- February 2022 (article): No association between racial bias and incidence of triple negative and luminal A breast cancer in California
- November 2021 (podcast): JCO After Hours podcast on mortgage lending bias, segregation and cancer disparities
- September 2021 (article): Older women diagnosed with breast cancer do not move frequently, having implications for the importance of residential history collection in this group
- June 2021 (article): Older women living in currently redlined areas die faster after breast cancer diagnosis.
- January 2021 (article): Neighborhood redlining is associated with breast cancer mortality in Atlanta, GA

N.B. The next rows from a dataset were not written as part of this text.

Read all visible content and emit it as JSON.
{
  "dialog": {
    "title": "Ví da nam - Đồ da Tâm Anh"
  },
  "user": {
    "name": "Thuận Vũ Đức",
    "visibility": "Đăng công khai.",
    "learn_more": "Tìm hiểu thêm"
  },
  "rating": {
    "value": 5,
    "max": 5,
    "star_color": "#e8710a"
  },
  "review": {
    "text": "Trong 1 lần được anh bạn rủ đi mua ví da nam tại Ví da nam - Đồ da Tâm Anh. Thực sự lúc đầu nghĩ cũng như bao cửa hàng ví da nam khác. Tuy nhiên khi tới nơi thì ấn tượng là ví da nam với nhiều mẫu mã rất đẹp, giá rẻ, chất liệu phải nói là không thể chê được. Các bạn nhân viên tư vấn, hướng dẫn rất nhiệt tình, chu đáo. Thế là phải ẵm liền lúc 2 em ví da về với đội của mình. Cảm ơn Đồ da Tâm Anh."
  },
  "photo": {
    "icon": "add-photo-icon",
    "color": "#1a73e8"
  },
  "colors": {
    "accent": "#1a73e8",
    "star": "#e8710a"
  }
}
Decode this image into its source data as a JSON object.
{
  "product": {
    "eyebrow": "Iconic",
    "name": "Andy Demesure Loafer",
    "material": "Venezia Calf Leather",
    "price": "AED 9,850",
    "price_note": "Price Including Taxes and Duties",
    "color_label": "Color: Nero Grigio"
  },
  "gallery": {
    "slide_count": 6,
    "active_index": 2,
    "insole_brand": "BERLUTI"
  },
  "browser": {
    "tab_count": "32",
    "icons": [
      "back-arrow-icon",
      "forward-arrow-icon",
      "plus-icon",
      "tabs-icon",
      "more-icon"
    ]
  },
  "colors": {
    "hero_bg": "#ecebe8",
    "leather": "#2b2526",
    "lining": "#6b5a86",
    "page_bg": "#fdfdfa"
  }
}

- July 2019: Metropolitan area racial bias in mortgage lending is a stronger predictor of racial cancer mortality disparities than racial segregation
- July 2016: New measures of redlining and racial bias in mortgage lending propose
Professor, Division of Epidemiology; Director, PhD Program in Public & Community Health; Co-Director, Global Health Pathway; Co-Director, GEO Shared Resource; Adjunct Associate Professor, Geography, UW-Milwaukee
Jazzmyne Adams, MPH
Research Program Director, Department of Otolaryngology and Communication Sciences
Sara Beltran Ponce, MD
Medical Resident, PGY 5
Madeline Berendt, BS, CCRC
Clinical Research Coordinator
Bethany Canales, MPH
Carolina Cuevas, BS
Research Program Associate
Instructor; 2021-2023 Academic Fellow in Primary Care, Epidemiology
MD Candidate, Class of 2023
SPUR student, Summer 2022
Courtney Jankowski, MPH
Research Coordinator III
Naya Jones, PhD
Assistant Professor of Sociology, University of California Santa Cruz
Assistant Professor of Community Health
Professor, Institute for Health and Equity, Biostatistics
Emily McGinley, MS, MPH
Associate Provost for Research; Senior Associate Dean for Research, School of Medicine; Professor of Medicine, Lady Riders Professor of Breast Cancer Research; Principal Investigator, CHDS
Nicole Rademacher, MD
General Surgery Intern, University of Alabama at Birmingham
Melanie Sona, BS
Professor, Division of Surgical Oncology; Co-Director, GEO Shared Resource; Interim Program Leader, MCW Cancer Center Breast Disease-Oriented Team
Professor and Director, Center for Healthy Communities and Research; Co-Director, Qualitative Consultation Service Team
Thank you to the following for their financial support of the project:
National Cancer Institute
MCW Cancer Center
National Cancer Institute
MCW Cancer Center